More People Are Riding State Ferries
The Alaska Marine Highway System had a good year in 2011, with ridership up throughout the state’s ferry system.
Deputy Commissioner Capt. Mike Neussl gave an update Wednesday, during the second day of Southeast Conference convention in Craig.
“We carried an all-time record number of vehicles in calendar year 2011 – even for the Marine Highway System in 50 years,” Neussl says. “If you just look at Southeast only, not Southwest and Southcentral, those numbers are up too, but not quite as significantly.”
Operating expenses for 2012 are $171 million, and revenue came in at about $52.2 million from ticket sales. Neussl says that also is a record.
“And I’ll point out that that record revenue generation was achieved without a fare increase. We haven’t had a fare increase in the Marine Highway System in, like, four years. So, that increase in revenue is due to an increase in ridership,” he says.
Neussl says the summer 2013 schedule will go online soon for reservations, and there have been some changes. He says the Malaspina will homeport all week in Juneau rather than some days in Skagway. And the LeConte will overnight in Hoonah, Angoon and Pelican.
Some upcoming projects include a rebuilt terminal and dock at Prince Rupert, British Columbia. Neussl says the ferry system first has to renegotiate its lease for that dock.
Construction on the Annette Bay Terminal is underway, and he says it should be done in time to start service this fall. That terminal will cut the travel time between Metlakatla and Ketchikan in half.
Neussl also addressed federal funding program for ferries.
“The distribution of that funding, which is set at $67 million a year for the next two years, is going to be based on a formula which consists of 20 percent based on the number of passengers, 45 percent on the number of vehicles, and 35 percent the number of route miles. The Alaska Marine Highway System doesn’t stack up too well when you compare us to Staten Island ferries or Washington State ferries which carry 22 million passengers a year. We carry about 330,000 passengers a year.”
Alaska can compete with route miles. The state’s ferry system has about 11,000 route miles, which Neussl says means federal funding will remain at its current level, or might even go up.
Also coming up for the Alaska Marine Highway System is a regulation review. Neussl says the system’s regulations are outdated and need to be rewritten.
That rewrite will include a more clear animal-transport policy.
Neussl says that, according to policy, a health certificate is needed only to import an animal into the state. Within the state, a certificate is not required, although the person in charge of the animal should declare it.
The Alaska Marine Highway System will turn 50 years old next year. The Southeast Conference formed in 1958 to advocate for the establishment of the state ferry system.

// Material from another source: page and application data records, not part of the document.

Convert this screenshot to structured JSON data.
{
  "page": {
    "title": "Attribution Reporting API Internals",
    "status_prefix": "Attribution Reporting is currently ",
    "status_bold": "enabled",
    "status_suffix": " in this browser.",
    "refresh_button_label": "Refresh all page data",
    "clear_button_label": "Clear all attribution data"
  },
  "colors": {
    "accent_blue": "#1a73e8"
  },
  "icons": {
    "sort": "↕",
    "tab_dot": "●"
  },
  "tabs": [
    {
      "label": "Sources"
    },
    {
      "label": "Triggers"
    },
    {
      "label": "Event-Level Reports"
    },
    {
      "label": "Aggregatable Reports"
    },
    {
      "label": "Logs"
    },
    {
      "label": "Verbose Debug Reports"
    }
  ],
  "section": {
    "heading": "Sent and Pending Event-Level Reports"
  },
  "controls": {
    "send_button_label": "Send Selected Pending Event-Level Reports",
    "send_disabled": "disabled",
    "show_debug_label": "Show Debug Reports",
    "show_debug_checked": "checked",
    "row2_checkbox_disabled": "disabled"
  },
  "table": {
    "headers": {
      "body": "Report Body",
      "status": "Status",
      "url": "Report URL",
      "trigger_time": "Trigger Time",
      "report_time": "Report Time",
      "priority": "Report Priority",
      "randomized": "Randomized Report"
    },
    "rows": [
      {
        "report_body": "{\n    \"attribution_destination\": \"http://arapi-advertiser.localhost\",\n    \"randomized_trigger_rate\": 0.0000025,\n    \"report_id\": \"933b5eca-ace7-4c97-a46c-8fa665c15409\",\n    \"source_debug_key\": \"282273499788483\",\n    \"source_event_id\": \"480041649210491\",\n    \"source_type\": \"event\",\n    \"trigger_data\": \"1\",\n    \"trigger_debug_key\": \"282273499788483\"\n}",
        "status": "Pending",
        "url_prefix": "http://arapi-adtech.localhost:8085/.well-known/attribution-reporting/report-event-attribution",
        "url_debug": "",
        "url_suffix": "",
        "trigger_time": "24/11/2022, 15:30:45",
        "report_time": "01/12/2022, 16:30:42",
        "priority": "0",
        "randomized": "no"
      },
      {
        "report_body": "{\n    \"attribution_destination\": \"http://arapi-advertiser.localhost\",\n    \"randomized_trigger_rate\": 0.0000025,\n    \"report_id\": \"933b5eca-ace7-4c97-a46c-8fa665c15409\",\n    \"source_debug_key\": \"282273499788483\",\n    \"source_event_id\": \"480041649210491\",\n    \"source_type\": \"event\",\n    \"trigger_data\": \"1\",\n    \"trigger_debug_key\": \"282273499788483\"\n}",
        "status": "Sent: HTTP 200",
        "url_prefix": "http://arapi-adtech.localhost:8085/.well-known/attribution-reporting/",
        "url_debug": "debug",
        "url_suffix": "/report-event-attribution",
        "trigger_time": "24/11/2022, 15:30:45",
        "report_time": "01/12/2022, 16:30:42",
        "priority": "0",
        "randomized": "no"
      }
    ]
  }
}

The organization of Southeast Alaska communities and business interests has expanded its mission since then, and now is a regional, nonprofit corporation that focuses on issues of general interest to Southeast Alaska.
The group meets annually, each year in a different Southeast community. The three-day Craig conference began Tuesday.